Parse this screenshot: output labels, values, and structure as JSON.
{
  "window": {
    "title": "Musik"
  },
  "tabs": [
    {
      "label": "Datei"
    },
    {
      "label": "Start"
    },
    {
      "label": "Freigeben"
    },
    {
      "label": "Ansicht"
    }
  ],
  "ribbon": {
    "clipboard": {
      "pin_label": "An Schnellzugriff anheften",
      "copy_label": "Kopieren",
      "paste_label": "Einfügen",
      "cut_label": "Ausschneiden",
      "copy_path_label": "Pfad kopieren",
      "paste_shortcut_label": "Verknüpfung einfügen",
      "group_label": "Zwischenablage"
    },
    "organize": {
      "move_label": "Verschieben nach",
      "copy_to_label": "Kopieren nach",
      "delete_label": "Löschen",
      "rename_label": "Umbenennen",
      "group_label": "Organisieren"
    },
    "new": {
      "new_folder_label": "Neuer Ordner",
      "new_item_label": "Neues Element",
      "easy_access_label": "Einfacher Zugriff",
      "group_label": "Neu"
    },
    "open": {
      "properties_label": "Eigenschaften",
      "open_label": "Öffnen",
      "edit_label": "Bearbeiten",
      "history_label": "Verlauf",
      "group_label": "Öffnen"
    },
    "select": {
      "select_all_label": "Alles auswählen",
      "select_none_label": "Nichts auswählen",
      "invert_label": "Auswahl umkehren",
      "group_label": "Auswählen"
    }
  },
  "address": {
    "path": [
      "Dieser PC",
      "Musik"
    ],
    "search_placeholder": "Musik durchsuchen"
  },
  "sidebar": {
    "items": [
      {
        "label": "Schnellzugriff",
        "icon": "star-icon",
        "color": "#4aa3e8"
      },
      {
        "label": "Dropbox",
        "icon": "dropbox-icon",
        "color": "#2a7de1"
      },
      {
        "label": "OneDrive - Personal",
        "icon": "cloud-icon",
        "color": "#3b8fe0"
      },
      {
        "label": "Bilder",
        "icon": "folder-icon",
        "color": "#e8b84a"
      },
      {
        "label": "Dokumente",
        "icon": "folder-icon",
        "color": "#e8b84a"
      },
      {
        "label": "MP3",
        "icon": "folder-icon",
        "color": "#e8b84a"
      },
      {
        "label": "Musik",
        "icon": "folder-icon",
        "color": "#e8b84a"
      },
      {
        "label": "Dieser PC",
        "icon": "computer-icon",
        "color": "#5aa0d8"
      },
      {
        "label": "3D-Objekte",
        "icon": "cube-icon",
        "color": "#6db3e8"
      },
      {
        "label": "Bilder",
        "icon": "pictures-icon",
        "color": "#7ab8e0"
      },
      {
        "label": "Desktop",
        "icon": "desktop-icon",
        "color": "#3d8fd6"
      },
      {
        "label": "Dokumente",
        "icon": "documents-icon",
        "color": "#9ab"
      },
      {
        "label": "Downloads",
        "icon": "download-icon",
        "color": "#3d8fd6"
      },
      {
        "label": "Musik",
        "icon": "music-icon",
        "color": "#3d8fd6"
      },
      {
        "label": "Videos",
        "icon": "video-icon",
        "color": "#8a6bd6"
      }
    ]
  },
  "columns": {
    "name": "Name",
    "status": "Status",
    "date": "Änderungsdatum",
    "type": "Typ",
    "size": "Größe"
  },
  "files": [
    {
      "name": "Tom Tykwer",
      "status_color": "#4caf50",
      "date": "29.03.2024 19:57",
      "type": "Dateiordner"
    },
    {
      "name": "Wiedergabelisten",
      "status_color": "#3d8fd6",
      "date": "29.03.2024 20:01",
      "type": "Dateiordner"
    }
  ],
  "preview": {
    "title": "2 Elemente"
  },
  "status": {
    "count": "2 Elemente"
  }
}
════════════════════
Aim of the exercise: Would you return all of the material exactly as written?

Exercise solution:
Parse this screenshot: output labels, values, and structure as JSON.
{
  "window": {
    "title": "Musik"
  },
  "tabs": [
    {
      "label": "Datei"
    },
    {
      "label": "Start"
    },
    {
      "label": "Freigeben"
    },
    {
      "label": "Ansicht"
    }
  ],
  "ribbon": {
    "clipboard": {
      "pin_label": "An Schnellzugriff anheften",
      "copy_label": "Kopieren",
      "paste_label": "Einfügen",
      "cut_label": "Ausschneiden",
      "copy_path_label": "Pfad kopieren",
      "paste_shortcut_label": "Verknüpfung einfügen",
      "group_label": "Zwischenablage"
    },
    "organize": {
      "move_label": "Verschieben nach",
      "copy_to_label": "Kopieren nach",
      "delete_label": "Löschen",
      "rename_label": "Umbenennen",
      "group_label": "Organisieren"
    },
    "new": {
      "new_folder_label": "Neuer Ordner",
      "new_item_label": "Neues Element",
      "easy_access_label": "Einfacher Zugriff",
      "group_label": "Neu"
    },
    "open": {
      "properties_label": "Eigenschaften",
      "open_label": "Öffnen",
      "edit_label": "Bearbeiten",
      "history_label": "Verlauf",
      "group_label": "Öffnen"
    },
    "select": {
      "select_all_label": "Alles auswählen",
      "select_none_label": "Nichts auswählen",
      "invert_label": "Auswahl umkehren",
      "group_label": "Auswählen"
    }
  },
  "address": {
    "path": [
      "Dieser PC",
      "Musik"
    ],
    "search_placeholder": "Musik durchsuchen"
  },
  "sidebar": {
    "items": [
      {
        "label": "Schnellzugriff",
        "icon": "star-icon",
        "color": "#4aa3e8"
      },
      {
        "label": "Dropbox",
        "icon": "dropbox-icon",
        "color": "#2a7de1"
      },
      {
        "label": "OneDrive - Personal",
        "icon": "cloud-icon",
        "color": "#3b8fe0"
      },
      {
        "label": "Bilder",
        "icon": "folder-icon",
        "color": "#e8b84a"
      },
      {
        "label": "Dokumente",
        "icon": "folder-icon",
        "color": "#e8b84a"
      },
      {
        "label": "MP3",
        "icon": "folder-icon",
        "color": "#e8b84a"
      },
      {
        "label": "Musik",
        "icon": "folder-icon",
        "color": "#e8b84a"
      },
      {
        "label": "Dieser PC",
        "icon": "computer-icon",
        "color": "#5aa0d8"
      },
      {
        "label": "3D-Objekte",
        "icon": "cube-icon",
        "color": "#6db3e8"
      },
      {
        "label": "Bilder",
        "icon": "pictures-icon",
        "color": "#7ab8e0"
      },
      {
        "label": "Desktop",
        "icon": "desktop-icon",
        "color": "#3d8fd6"
      },
      {
        "label": "Dokumente",
        "icon": "documents-icon",
        "color": "#9ab"
      },
      {
        "label": "Downloads",
        "icon": "download-icon",
        "color": "#3d8fd6"
      },
      {
        "label": "Musik",
        "icon": "music-icon",
        "color": "#3d8fd6"
      },
      {
        "label": "Videos",
        "icon": "video-icon",
        "color": "#8a6bd6"
      }
    ]
  },
  "columns": {
    "name": "Name",
    "status": "Status",
    "date": "Änderungsdatum",
    "type": "Typ",
    "size": "Größe"
  },
  "files": [
    {
      "name": "Tom Tykwer",
      "status_color": "#4caf50",
      "date": "29.03.2024 19:57",
      "type": "Dateiordner"
    },
    {
      "name": "Wiedergabelisten",
      "status_color": "#3d8fd6",
      "date": "29.03.2024 20:01",
      "type": "Dateiordner"
    }
  ],
  "preview": {
    "title": "2 Elemente"
  },
  "status": {
    "count": "2 Elemente"
  }
}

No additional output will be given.